* _Exercise description_: For each line below that contains the word "modif", make a copy.

* _Listed entries_:
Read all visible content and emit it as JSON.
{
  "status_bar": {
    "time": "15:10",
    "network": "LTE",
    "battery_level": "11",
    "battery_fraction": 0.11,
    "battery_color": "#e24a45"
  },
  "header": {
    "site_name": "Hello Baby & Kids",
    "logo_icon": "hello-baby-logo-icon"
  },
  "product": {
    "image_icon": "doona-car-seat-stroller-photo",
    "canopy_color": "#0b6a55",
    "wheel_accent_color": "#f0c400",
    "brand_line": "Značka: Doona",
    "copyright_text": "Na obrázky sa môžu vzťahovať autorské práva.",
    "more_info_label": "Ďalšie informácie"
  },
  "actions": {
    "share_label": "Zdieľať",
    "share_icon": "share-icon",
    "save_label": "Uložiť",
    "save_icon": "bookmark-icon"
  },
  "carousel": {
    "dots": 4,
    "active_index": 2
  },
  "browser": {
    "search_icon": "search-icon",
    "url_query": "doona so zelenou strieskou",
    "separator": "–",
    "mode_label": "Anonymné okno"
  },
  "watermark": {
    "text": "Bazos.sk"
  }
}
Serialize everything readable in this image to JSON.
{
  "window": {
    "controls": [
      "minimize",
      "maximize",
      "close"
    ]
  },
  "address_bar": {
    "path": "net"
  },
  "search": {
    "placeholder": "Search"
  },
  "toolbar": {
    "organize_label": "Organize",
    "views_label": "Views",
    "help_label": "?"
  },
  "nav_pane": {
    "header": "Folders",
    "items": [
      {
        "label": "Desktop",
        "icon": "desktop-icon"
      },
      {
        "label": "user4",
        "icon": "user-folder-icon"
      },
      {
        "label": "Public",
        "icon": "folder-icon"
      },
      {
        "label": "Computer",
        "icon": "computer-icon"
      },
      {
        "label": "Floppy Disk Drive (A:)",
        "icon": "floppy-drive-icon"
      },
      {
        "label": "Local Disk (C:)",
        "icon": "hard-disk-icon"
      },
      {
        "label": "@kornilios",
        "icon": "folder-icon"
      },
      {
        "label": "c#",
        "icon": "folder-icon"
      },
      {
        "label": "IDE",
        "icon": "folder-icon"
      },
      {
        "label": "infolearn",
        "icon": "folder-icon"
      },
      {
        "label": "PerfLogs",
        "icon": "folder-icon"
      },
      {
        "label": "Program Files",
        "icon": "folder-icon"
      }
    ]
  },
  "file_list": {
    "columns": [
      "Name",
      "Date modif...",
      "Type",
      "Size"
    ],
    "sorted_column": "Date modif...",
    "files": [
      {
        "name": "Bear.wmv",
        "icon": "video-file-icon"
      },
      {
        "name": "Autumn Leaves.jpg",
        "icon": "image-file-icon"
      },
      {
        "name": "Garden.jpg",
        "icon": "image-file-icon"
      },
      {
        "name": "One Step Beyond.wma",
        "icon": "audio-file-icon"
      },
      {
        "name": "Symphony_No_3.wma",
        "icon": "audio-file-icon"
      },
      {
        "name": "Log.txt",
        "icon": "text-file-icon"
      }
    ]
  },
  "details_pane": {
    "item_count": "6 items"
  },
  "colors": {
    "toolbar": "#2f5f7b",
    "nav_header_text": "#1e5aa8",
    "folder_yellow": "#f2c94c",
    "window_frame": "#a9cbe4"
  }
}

* _Exercise answer_:
      "Date modif...",
    "sorted_column": "Date modif...",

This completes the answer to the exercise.